Sorry Iain, but you've just highlighted a nice afternoon in the sun at a prize-giving, an MP out with his mates in Wales, and a couple of barbecues.

What part of these activities is necessary to hold the Government to account and scrutinise legislation before the House?

Lady Finchley said...

Iain, I don't know why you bother trying to explain things to thse ignoramuses. They are obtuse and just refuse to listen to people who know the score. They think they know about what MPs do but they don't know sweet FA. It is so much easier for them to carry on in their ignorance.

Basil Centigrade MP said...

Edmund Burke may have had only a tenuous appreciation of the role of the branch BBQ in the rich loam of parliamentary democracy, but at least he knew what an MP was for. Thus, Mr Purpleline, your member of parliament owes you

"his unbiased opinion, his mature judgment, his enlightened conscience, he ought not to sacrifice to you, to any man, or to any set of men living. ... Your representative owes you, not his industry only, but his judgment; and he betrays, instead of serving you, if he sacrifices it to your opinion".

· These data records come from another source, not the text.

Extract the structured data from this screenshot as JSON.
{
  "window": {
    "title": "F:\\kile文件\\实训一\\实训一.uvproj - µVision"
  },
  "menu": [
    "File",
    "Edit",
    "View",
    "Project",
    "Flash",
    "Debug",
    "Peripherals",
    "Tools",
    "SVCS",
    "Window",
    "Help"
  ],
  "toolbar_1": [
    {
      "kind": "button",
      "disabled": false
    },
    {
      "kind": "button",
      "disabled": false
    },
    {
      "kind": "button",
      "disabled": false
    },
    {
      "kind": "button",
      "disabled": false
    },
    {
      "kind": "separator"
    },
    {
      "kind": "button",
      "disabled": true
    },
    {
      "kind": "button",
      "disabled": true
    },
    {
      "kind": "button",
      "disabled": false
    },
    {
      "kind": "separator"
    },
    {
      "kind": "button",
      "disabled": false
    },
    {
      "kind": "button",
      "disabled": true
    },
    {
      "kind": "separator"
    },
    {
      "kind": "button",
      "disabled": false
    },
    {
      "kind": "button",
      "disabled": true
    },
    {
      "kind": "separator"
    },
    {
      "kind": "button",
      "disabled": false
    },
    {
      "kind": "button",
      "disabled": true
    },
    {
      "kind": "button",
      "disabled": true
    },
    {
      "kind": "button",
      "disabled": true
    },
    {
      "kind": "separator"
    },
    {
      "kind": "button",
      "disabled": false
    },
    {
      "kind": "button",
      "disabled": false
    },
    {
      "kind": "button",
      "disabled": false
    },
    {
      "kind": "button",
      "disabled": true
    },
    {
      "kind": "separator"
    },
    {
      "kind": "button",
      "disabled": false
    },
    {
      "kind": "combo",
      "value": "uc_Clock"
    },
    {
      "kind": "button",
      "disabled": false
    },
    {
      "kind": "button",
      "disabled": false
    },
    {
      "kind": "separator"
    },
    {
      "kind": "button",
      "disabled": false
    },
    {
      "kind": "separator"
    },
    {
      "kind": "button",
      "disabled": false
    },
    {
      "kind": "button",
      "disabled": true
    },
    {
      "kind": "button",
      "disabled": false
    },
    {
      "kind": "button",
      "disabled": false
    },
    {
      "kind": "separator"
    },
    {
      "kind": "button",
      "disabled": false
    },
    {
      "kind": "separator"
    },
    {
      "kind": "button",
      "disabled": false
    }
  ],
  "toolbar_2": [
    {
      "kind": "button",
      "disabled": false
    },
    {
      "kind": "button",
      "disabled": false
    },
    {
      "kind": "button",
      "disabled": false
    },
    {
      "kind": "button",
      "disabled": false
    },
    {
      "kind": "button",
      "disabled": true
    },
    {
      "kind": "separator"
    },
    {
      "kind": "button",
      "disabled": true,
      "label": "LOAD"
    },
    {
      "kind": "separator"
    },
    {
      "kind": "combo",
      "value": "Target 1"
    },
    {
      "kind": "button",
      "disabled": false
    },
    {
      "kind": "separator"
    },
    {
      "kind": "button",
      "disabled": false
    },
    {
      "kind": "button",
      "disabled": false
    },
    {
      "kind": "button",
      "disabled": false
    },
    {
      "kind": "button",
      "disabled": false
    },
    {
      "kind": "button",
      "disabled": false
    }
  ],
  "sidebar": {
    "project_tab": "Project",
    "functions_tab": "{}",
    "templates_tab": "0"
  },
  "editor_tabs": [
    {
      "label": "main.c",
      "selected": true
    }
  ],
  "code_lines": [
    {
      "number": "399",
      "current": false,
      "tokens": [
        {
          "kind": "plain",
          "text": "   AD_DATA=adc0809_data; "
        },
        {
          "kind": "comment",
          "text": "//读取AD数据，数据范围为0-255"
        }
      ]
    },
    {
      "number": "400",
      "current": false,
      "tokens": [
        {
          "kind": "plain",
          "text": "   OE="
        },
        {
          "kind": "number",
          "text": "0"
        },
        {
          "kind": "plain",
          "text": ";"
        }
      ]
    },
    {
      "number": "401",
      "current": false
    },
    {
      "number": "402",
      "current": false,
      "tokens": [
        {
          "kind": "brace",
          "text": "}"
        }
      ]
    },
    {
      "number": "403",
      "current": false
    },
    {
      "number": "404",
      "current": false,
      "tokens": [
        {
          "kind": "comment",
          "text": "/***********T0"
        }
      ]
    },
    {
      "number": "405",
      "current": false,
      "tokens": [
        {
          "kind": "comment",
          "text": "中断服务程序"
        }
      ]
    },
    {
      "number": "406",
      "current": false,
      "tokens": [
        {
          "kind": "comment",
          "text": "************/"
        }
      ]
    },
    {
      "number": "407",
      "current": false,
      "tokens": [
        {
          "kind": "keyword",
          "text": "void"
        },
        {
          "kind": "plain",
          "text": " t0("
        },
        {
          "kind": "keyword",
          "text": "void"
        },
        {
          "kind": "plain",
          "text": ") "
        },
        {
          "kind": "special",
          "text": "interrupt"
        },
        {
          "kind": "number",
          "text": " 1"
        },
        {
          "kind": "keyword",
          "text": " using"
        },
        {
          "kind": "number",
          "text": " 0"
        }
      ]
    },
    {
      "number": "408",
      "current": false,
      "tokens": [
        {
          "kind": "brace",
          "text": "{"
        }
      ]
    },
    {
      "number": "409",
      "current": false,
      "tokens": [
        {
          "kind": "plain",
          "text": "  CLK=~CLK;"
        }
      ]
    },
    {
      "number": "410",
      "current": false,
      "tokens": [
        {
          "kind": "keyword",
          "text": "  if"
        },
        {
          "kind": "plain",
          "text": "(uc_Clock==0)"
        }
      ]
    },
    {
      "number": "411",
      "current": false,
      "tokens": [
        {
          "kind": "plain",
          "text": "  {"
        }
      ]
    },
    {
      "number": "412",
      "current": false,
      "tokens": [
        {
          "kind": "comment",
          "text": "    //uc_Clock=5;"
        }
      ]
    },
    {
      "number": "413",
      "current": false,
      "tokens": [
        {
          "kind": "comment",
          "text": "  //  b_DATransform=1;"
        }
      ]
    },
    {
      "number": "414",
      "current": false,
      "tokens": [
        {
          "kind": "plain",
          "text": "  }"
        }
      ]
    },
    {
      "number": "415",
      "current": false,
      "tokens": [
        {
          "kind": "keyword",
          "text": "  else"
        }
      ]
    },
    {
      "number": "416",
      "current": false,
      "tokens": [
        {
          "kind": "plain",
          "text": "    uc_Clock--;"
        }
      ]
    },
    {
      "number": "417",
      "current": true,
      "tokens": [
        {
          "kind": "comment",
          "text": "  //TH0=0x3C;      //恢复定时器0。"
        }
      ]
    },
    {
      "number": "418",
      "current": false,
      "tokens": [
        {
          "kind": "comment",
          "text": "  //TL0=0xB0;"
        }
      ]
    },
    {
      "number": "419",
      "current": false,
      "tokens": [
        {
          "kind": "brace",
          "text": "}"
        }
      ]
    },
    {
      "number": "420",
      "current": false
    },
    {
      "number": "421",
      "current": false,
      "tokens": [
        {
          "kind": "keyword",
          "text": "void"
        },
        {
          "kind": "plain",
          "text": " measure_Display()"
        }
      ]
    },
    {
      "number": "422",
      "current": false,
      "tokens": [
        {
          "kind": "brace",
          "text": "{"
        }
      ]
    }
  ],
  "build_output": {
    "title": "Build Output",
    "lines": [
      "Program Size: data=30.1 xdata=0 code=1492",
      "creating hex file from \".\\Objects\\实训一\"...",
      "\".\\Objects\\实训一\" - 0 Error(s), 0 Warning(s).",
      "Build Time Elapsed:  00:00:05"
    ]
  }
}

I dare say it is easier to have faith in these notions if Edmund Burke is your MP rather than Simon Burns, but principles are principles.

I doubt very much too that Burke would have referred to the Speaker of the House of Commons as a sanctimonious little dwarf, even if it had happened to be true. They had honour back then.

Carl said...

Speak for yourself Iain.

Home coppers I know are on call 24/7 (especially those with specialist training in the high end cases). I won't mention the paramedics and other medical staff who carry out shifts which would make an MP retch through exhaustion.

And even as a local reporter, my phone's never off and weekends can often see calls coming in which need to be sorted.

Anyway, I'm sure the freebies they still get don't cause them sleepless nights.

And before you leap to your horse, yes, I know some MPs who work their knackers off and I respect them enormously. But there are also those who are undoubtedly such lazy arses, they can't even be bothered to turn up to work to vote...

I won't mention any names as I'm sure you can think of a few...